Whilst, therefore, Socialists habitually speak of the transfer of ownership to "the State," the form of their practical proposals varies greatly, according to drcumstances. The highly-centralised German system of government is reflected in the comparatively centralising tendency of the German Socialist party (which now numbers about one million electors and holds 36 seats in Parliament). In France and Italy the long-established and extensive autonomy of local communes inspires a more general inclination towards the advocacy of decentralisation. The recognition, however, of the fact that industrial and commercial class interests tend more and more to transcend not only local, but national, limits, that important industrial services are very generally most efficiently provided through combination of capital and concentration of control, and that the effect of the private ownersship of capital is continually to promote such combination, counterbalances the tendency to distrust that extension of bureaucracy which seems to be involved in centralisation, and the hesitation to attempt the difficult task of establishing democratic control over productive and distributive industries.

In England the Collectivist movement has made gradual but continuous progress, through the legal regulation of hours and conditions of work and the municipal acquisition and administration of property and industries. The Poor Law and, much more notably, the Education Law are embodiments of Socialist principle, whilst the principle of regulating wages by democratic consent, instead of by competition (one of the earliest projects of Socialists), has recently (1894) engaged much public attention (in the form of the plea for "a living wage") and has established itself in the national arsenals and dockyards and in the election of many local authorities under pledge to pay "Trade Union" rates of wages to their employees.

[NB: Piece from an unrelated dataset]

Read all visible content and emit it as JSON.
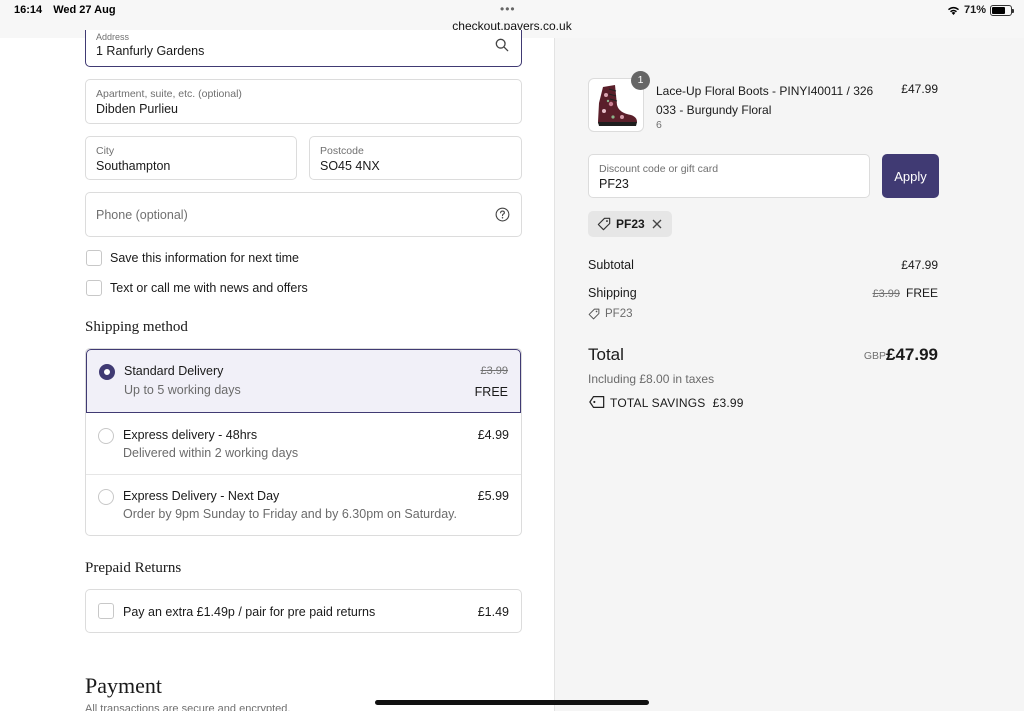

Social Democrats, who form the majority of Socialists, aim, therefore, at abolishing the subjection of labour to capital, and the recurrent over-production and lack of employment, which are features of the competitive system, together with the social inequality between workers and possessors, by means of constructive organisation under democratic control: and they aim more and more universally at acquiring and establishing this control, not by any sudden revolutionary stroke, but by altering the laws and institutions of each country through their existing political machinery. Anarchism, which must be regarded as a branch of the Socialist movement, would abolish the subjection of the wage-earners by simple destruction of all existing organisation and authority.